Of all the people I have met, I have never known anybody in whom the flame of a dream burned more steadily but strangely as Adhip. We were all in college, naïve and inexperienced, and vague hopes of being doctors, engineers and lawyers were a dime a dozen, with a few who had eyes on government or commercial jobs. Not Adhip. He had a dream – that most of us thought was a quirk. He wasn’t thinking of a job at all.
He wanted to start ‘on his own.’
Others were skeptical of what they considered his grandiose ideas, but I was at least a more patient listener. What did he have in mind, I wondered.
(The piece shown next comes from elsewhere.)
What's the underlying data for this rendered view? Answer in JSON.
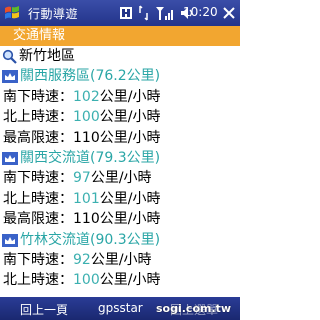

I had heard his father had started from scratch and built a massive engineering works that produced railway parts.
“Do you intend to start a factory,” I asked Adhip.
“No,” he laughed, “I want to do better.”
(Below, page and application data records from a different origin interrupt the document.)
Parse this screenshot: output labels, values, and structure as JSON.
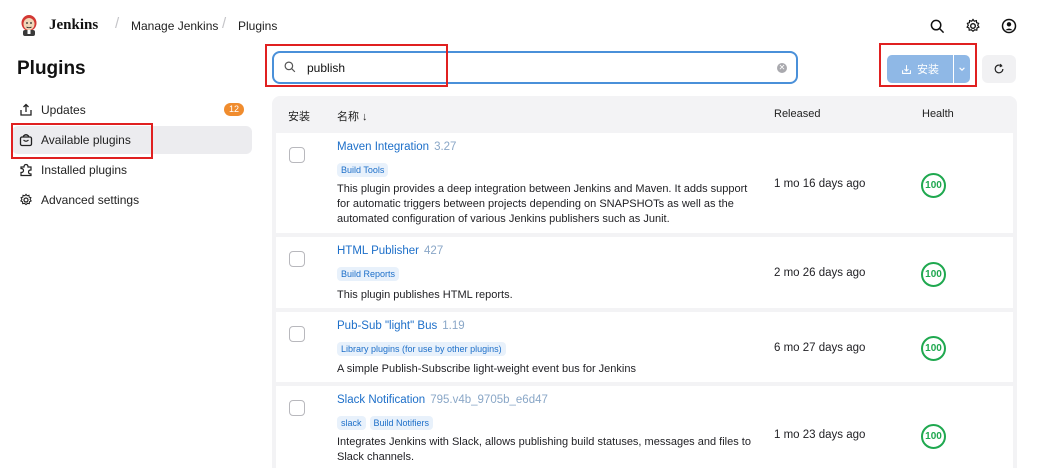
{
  "header": {
    "brand": "Jenkins",
    "breadcrumbs": [
      "Manage Jenkins",
      "Plugins"
    ],
    "icons": [
      "search-icon",
      "gear-icon",
      "user-icon"
    ]
  },
  "sidebar": {
    "title": "Plugins",
    "items": [
      {
        "label": "Updates",
        "icon": "update-icon",
        "badge": "12"
      },
      {
        "label": "Available plugins",
        "icon": "bag-icon",
        "active": true
      },
      {
        "label": "Installed plugins",
        "icon": "puzzle-icon"
      },
      {
        "label": "Advanced settings",
        "icon": "gear-icon"
      }
    ]
  },
  "search": {
    "value": "publish"
  },
  "toolbar": {
    "install_label": "安装"
  },
  "table": {
    "headers": {
      "install": "安装",
      "name": "名称 ↓",
      "released": "Released",
      "health": "Health"
    },
    "rows": [
      {
        "name": "Maven Integration",
        "version": "3.27",
        "tags": [
          "Build Tools"
        ],
        "description": "This plugin provides a deep integration between Jenkins and Maven. It adds support for automatic triggers between projects depending on SNAPSHOTs as well as the automated configuration of various Jenkins publishers such as Junit.",
        "released": "1 mo 16 days ago",
        "health": "100"
      },
      {
        "name": "HTML Publisher",
        "version": "427",
        "tags": [
          "Build Reports"
        ],
        "description": "This plugin publishes HTML reports.",
        "released": "2 mo 26 days ago",
        "health": "100"
      },
      {
        "name": "Pub-Sub \"light\" Bus",
        "version": "1.19",
        "tags": [
          "Library plugins (for use by other plugins)"
        ],
        "description": "A simple Publish-Subscribe light-weight event bus for Jenkins",
        "released": "6 mo 27 days ago",
        "health": "100"
      },
      {
        "name": "Slack Notification",
        "version": "795.v4b_9705b_e6d47",
        "tags": [
          "slack",
          "Build Notifiers"
        ],
        "description": "Integrates Jenkins with Slack, allows publishing build statuses, messages and files to Slack channels.",
        "released": "1 mo 23 days ago",
        "health": "100"
      }
    ]
  },
  "colors": {
    "accent": "#1d6fc9",
    "install_button": "#8fb8e6",
    "badge": "#f08c2e",
    "health": "#1fa84f",
    "highlight": "#e02020"
  }
}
He explained that India had an opulence of varied cuisine, but the city had not a single classy restaurant that offered a variety of such cuisine, let alone a fusion of some. He had been taking cooking lessons from a skilled chef that his father employed. He planned to form his idea of a pioneering restaurant that would revolutionize the concept of food service business.
I had to give this lanky young fellow the credit for uncommon imagination, though I had no idea how he could pull off the idea, given the amount of credit and resources he would need. I told him I admired his entrepreneurial spirit and would like to know whatever he did next.
The moment we graduated Adhip made a modest start by initiating a coffee shop with a few select food items. I invited some college friends and went there for a party. Since I had meanwhile found a job, I could afford to decline Adhip’s gracious offer to be the host. I liked the cozy warmth of Adhip’s place and it was a new idea, long before Starbucks. Still, it folded in a few months because a competing chain opened a café nearby before Adhip could develop steady clients.
That did not deter Adhip’s spirit when I met him next at a friend’s birthday party. He had lost the capital his father had advanced him for the restaurant; he had started a business that did not require a capital outlay. He secured orders for small parts from manufacturing companies, which were then made by his father’s factory according to the given specification. Adhip supplied the finished parts to his clients, paid his father the cost of making them and kept a decent margin. His company, he told me, was independent of his father’s and he operated from a tiny office rented near his father’s plant.
Adhip’s business prospered. He took pains to understand his clients’ needs and supply parts that met specifications perfectly. His reputation grew and his clientele. When we had tea together, he mentioned that his father wanted him to take over the parental factory, but he preferred to run his own separate business. I could see Adhip was now quite successful in his new line of work. He seemed to have dropped his food service idea; I was too embarrassed to mention it.
I was out of the country for some years, and when I returned I called old friends including Adhip. He invited me to lunch at a new restaurant downtown. It was a large, modern restaurant with an unusual open look, located on a major corner, and I was received royally when I mentioned the host’s name. In a minute Adhip came and joined me – not from the entrance but from the kitchen! I knew instantly then that he had never given up his idea of a classy restaurant that could do well in the city. The buzzing restaurant, packed with diners, told me what Adhip modestly elaborated later: his was now the prime dining place in town.
I looked at Adhip’s radiant face as he spoke of his plans. I had underestimated him. He had remained steadfastly loyal to his adolescent dream.